Oct 18th 2010 7:43PM My only concern is it lowers the viability of frigates in PvP and PvE. Right now, frigates are *very* viable in PvP and low-sec PvE because of their speed. In example just last night me and a friend in Rifters were able to down 1+ million isk NPC battleship.
Myself, and a lot of people I know survive in low-sec by being cheap and fast. If fast is no longer, because rockets counter them. Then people will have to start taking bigger vehicles into low-sec to be vehicle. This will make gate camping (the lamest type of PvP) even worse (because right now speed blasts right through them in low sec). One of the more "balancing" factors of Eve is that fast and cheap is viable against slow and big (assuming they are alone).
Will that still be true when a Battleship fits a big ol' rocket launcher designed specifically to splatter fast.
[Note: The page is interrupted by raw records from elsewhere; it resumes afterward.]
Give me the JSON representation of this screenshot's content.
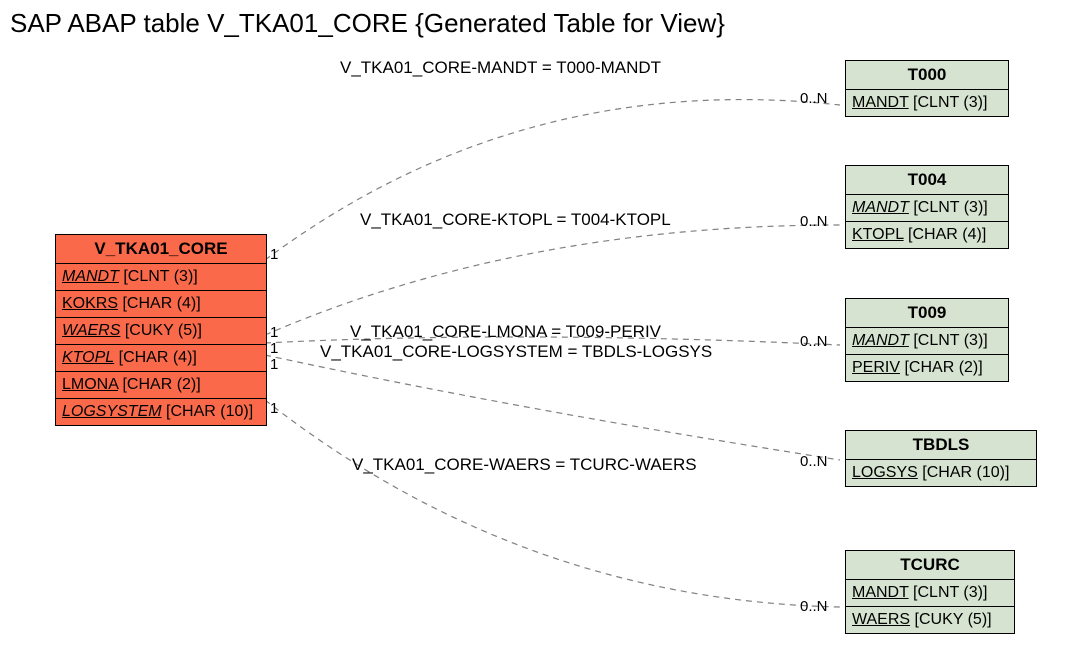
{
  "title": "SAP ABAP table V_TKA01_CORE {Generated Table for View}",
  "main": {
    "name": "V_TKA01_CORE",
    "fields": [
      {
        "name": "MANDT",
        "type": "[CLNT (3)]",
        "italic": true
      },
      {
        "name": "KOKRS",
        "type": "[CHAR (4)]",
        "italic": false
      },
      {
        "name": "WAERS",
        "type": "[CUKY (5)]",
        "italic": true
      },
      {
        "name": "KTOPL",
        "type": "[CHAR (4)]",
        "italic": true
      },
      {
        "name": "LMONA",
        "type": "[CHAR (2)]",
        "italic": false
      },
      {
        "name": "LOGSYSTEM",
        "type": "[CHAR (10)]",
        "italic": true
      }
    ]
  },
  "targets": [
    {
      "name": "T000",
      "fields": [
        {
          "name": "MANDT",
          "type": "[CLNT (3)]",
          "italic": false
        }
      ]
    },
    {
      "name": "T004",
      "fields": [
        {
          "name": "MANDT",
          "type": "[CLNT (3)]",
          "italic": true
        },
        {
          "name": "KTOPL",
          "type": "[CHAR (4)]",
          "italic": false
        }
      ]
    },
    {
      "name": "T009",
      "fields": [
        {
          "name": "MANDT",
          "type": "[CLNT (3)]",
          "italic": true
        },
        {
          "name": "PERIV",
          "type": "[CHAR (2)]",
          "italic": false
        }
      ]
    },
    {
      "name": "TBDLS",
      "fields": [
        {
          "name": "LOGSYS",
          "type": "[CHAR (10)]",
          "italic": false
        }
      ]
    },
    {
      "name": "TCURC",
      "fields": [
        {
          "name": "MANDT",
          "type": "[CLNT (3)]",
          "italic": false
        },
        {
          "name": "WAERS",
          "type": "[CUKY (5)]",
          "italic": false
        }
      ]
    }
  ],
  "relations": [
    {
      "label": "V_TKA01_CORE-MANDT = T000-MANDT"
    },
    {
      "label": "V_TKA01_CORE-KTOPL = T004-KTOPL"
    },
    {
      "label": "V_TKA01_CORE-LMONA = T009-PERIV"
    },
    {
      "label": "V_TKA01_CORE-LOGSYSTEM = TBDLS-LOGSYS"
    },
    {
      "label": "V_TKA01_CORE-WAERS = TCURC-WAERS"
    }
  ],
  "cardinality": {
    "left": "1",
    "right": "0..N"
  }
}
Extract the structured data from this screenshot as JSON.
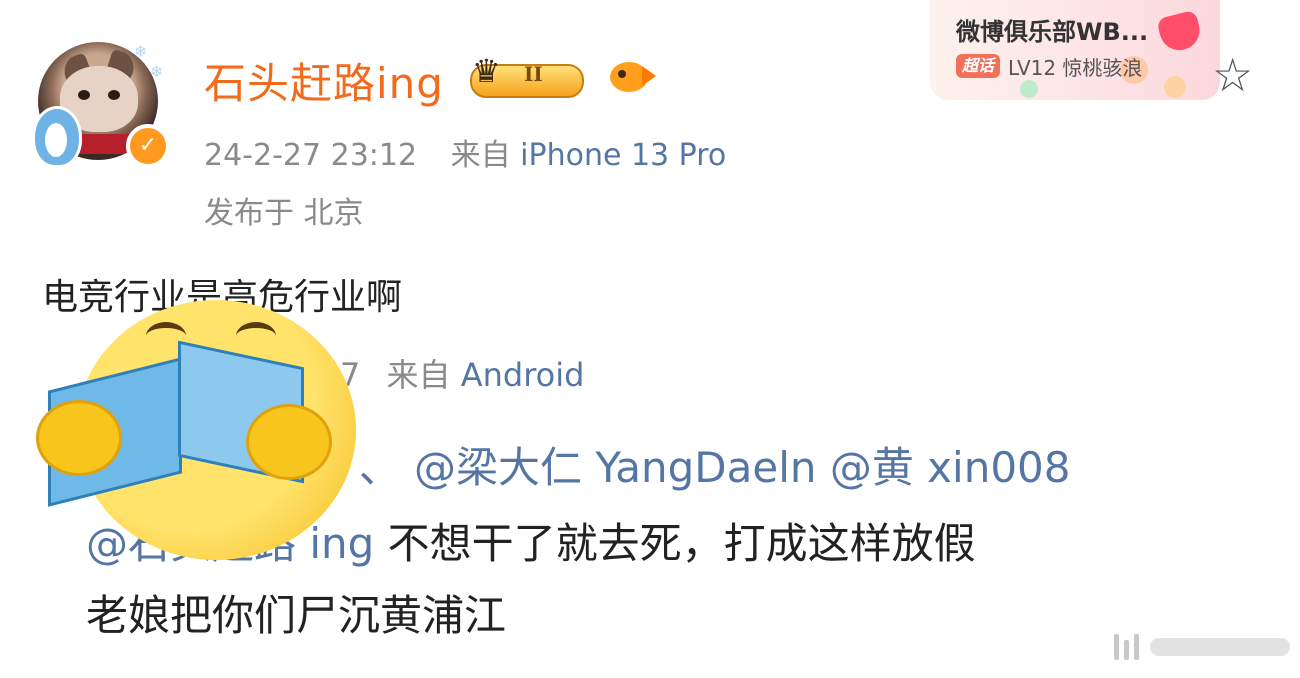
{
  "post": {
    "username": "石头赶路ing",
    "crown_level": "II",
    "timestamp": "24-2-27 23:12",
    "source_prefix": "来自",
    "source_device": "iPhone 13 Pro",
    "location": "发布于 北京",
    "text": "电竞行业是高危行业啊"
  },
  "club_card": {
    "title": "微博俱乐部WB...",
    "tag": "超话",
    "subtitle": "LV12 惊桃骇浪"
  },
  "quoted_comment": {
    "time_fragment": "7",
    "source_prefix": "来自",
    "source_device": "Android",
    "line1": "ii 、 @梁大仁 YangDaeln @黄 xin008",
    "line2_mention": "@石头赶路 ing",
    "line2_text": " 不想干了就去死，打成这样放假",
    "line3": "老娘把你们尸沉黄浦江"
  },
  "colors": {
    "username": "#f26b1d",
    "link": "#5576a4",
    "meta": "#8a8a8a",
    "text": "#222222",
    "verified_badge": "#ff9a1f"
  },
  "icons": [
    "verified-icon",
    "crown-badge-icon",
    "fish-icon",
    "star-icon",
    "emoji-reading-book-sticker",
    "watermark-icon"
  ]
}
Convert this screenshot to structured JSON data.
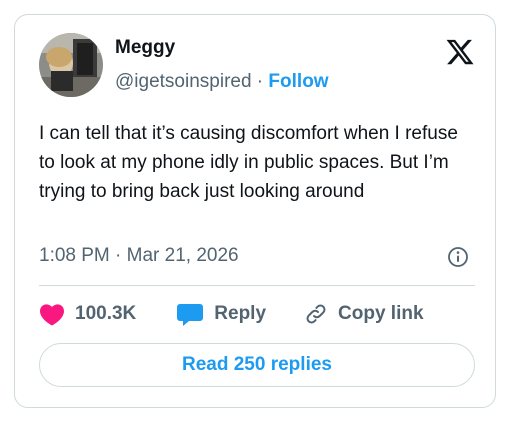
{
  "tweet": {
    "author_name": "Meggy",
    "handle": "@igetsoinspired",
    "separator": " · ",
    "follow_label": "Follow",
    "text": "I can tell that it’s causing discomfort when I refuse to look at my phone idly in public spaces. But I’m trying to bring back just looking around",
    "timestamp": "1:08 PM · Mar 21, 2026"
  },
  "actions": {
    "like_count": "100.3K",
    "reply_label": "Reply",
    "copy_link_label": "Copy link"
  },
  "read_replies_label": "Read 250 replies",
  "colors": {
    "accent": "#1d9bf0",
    "like": "#f91880",
    "text": "#0f1419",
    "muted": "#536471",
    "border": "#cfd9de"
  },
  "icons": [
    "x-logo-icon",
    "info-icon",
    "heart-icon",
    "reply-bubble-icon",
    "link-icon"
  ]
}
Sep 30th 2010 1:31PM First off, you can actively dodge monsters attacks... it's no longer just sit there and roll the RNG. Second, you have to actively target the mob, no tab targeting and hit a button.
Will the game be good? Who knows if it can deliver on expectations. I'm always a cynic and expect failure. But I don't see how anyone can say that there are no new selling points. Just the fact that is has an active combat system is a huge difference compared to current MMO fare. There are only a couple games out there which have active systems (Darkfall, MO, others?). From watching the video the fat mob that thrashes around and jumps to sit on you is way more advanced than any mob interaction ever took place in Darkfall.
Sep 29th 2010 12:16PM I love achievements and find the very rewarding with the giant caveat that they are attached to the entire account and not a single character (like TF2). It's a lot easier to justify the "accomplishment" of dedication to earn something like Salty or the Insane if it was tied to all of my characters.
Achievements really lose their luster when do them on one character, and create an alt. As tempting as it is to mindless fish 10,000 fish again, I'll pass.
The irony is that developers don't implement cross-account achieves because they want you to do them again on each character, but I find I have less incentive to do them in the first place because I know they aren't cross character. Why waste the time when I may stop playing this character 2 months from now in favor of another?
Sep 29th 2010 12:12AM In the Blue post it says "new PvP and PvE currency system", but in the linked 4.0.1 path notes it doesn't list the currency changes, or at least I could not find them. Will 4.0.1 bring the currency changes?
The reason I ask is that I plan on leveling a Worgen Warrior come Cata, but can't figure out if I need to reactivate my account now in order to purchase my heirloom items, or if the exchange rate will be favorable allowing me to do it when Cata releases. I have probably 200 triumphs, 100 frost and 2000 stone shards sitting on my old Main.